Fall precipitation may have saved the day in Manitoba

WINNIPEG — An early fall snowstorm, followed by rain in the middle of October, recharged Manitoba soil at a time when it desperately needed water, says a provincial land management specialist.


Parts of Manitoba received 75 to 100 millimetres of badly needed moisture in October after several months of below average rainfall and scorching temperatures. 


Consequently, soil moisture conditions look much better than September, when many areas of Manitoba were excessively dry. 


“When you look at the maps that we have, some parts of the province had up to four inches of rain in October,” said Marla Riekman, who led the 2012 Manitoba soil moisture survey. 

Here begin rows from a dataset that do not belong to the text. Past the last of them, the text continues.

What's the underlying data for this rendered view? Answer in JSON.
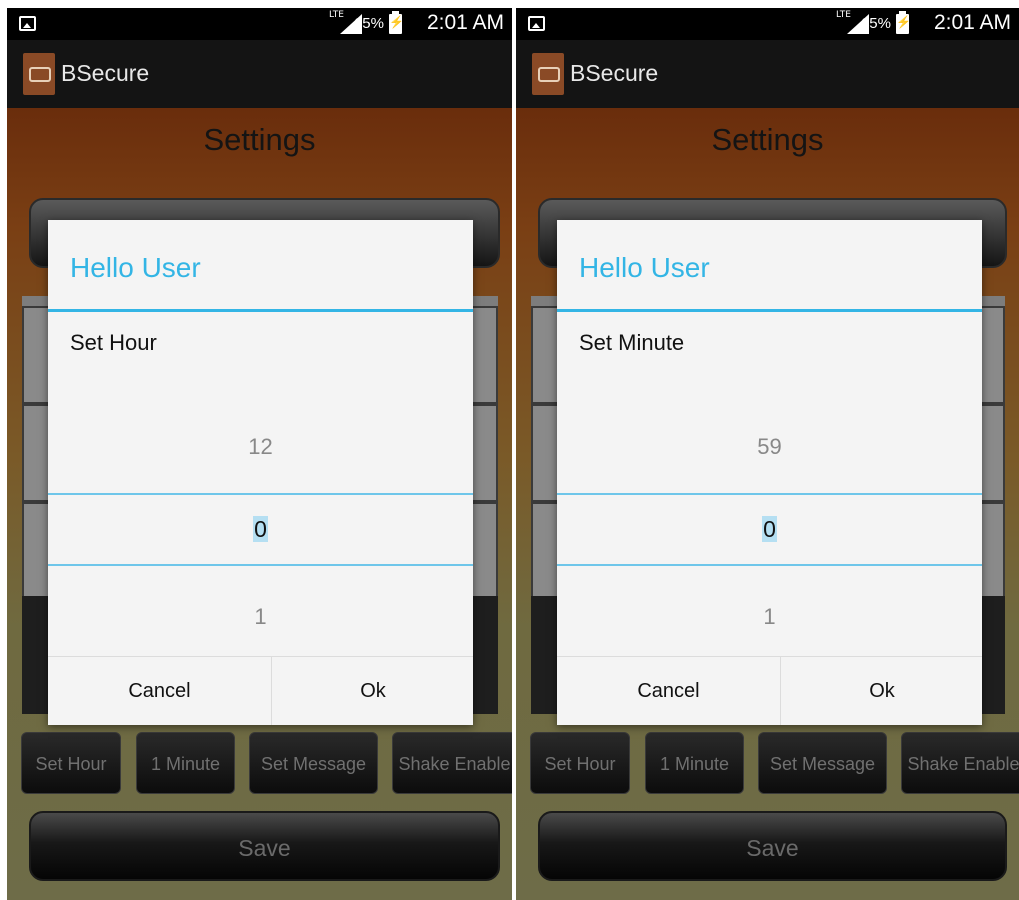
{
  "status_bar": {
    "network": "LTE",
    "battery": "65%",
    "time": "2:01 AM"
  },
  "app": {
    "name": "BSecure",
    "page_title": "Settings"
  },
  "bottom_buttons": [
    "Set Hour",
    "1 Minute",
    "Set Message",
    "Shake Enable"
  ],
  "save_label": "Save",
  "dialogs": [
    {
      "title": "Hello User",
      "message": "Set Hour",
      "picker": {
        "previous": "12",
        "current": "0",
        "next": "1"
      },
      "cancel_label": "Cancel",
      "ok_label": "Ok"
    },
    {
      "title": "Hello User",
      "message": "Set Minute",
      "picker": {
        "previous": "59",
        "current": "0",
        "next": "1"
      },
      "cancel_label": "Cancel",
      "ok_label": "Ok"
    }
  ],
  "colors": {
    "accent": "#33b5e5",
    "action_bar": "#141414",
    "header_brown": "#6a2d0c"
  }
}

She and her colleagues collected soil samples from 104 locations in the last week of October.


The survey data shows that most soil in the province was at 60 to 80 percent of water holding capacity going into freeze-up. However, there are areas where soil moisture is only 41 to 60 percent of water holding capacity, such as the southern Interlake and southwestern Manitoba. Moisture stress begins for most crops when moisture content drops below 50 percent.


“In general, we’re wetter to the north and a little bit drier to the south,” Riekman said during a break at the Manitoba Agronomists Conference held at the University of Manitoba Dec. 12-13. 


Survey data also indicates that most of the moisture is in the topsoil, while conditions are drier at lower regions of the soil profile. Riekman is still analyzing the profile data to understand what it all means.


What is known, however, is that the snow and rain in October may have prevented severely dry soil conditions next spring. Southern Manitoba received 50 to 80 percent of normal rainfall during the growing season. 


The summertime drought was particularly acute in southeastern Manitoba as water tables dropped, dugouts dried up and livestock producers were forced to feed cattle in July and August.


“They’re not fully saturated, but there is some moisture there again. Whether or not that is enough to fill dugouts again … I’m not quite sure yet,” Riekman said. “At least it’s something to help charge the system again.”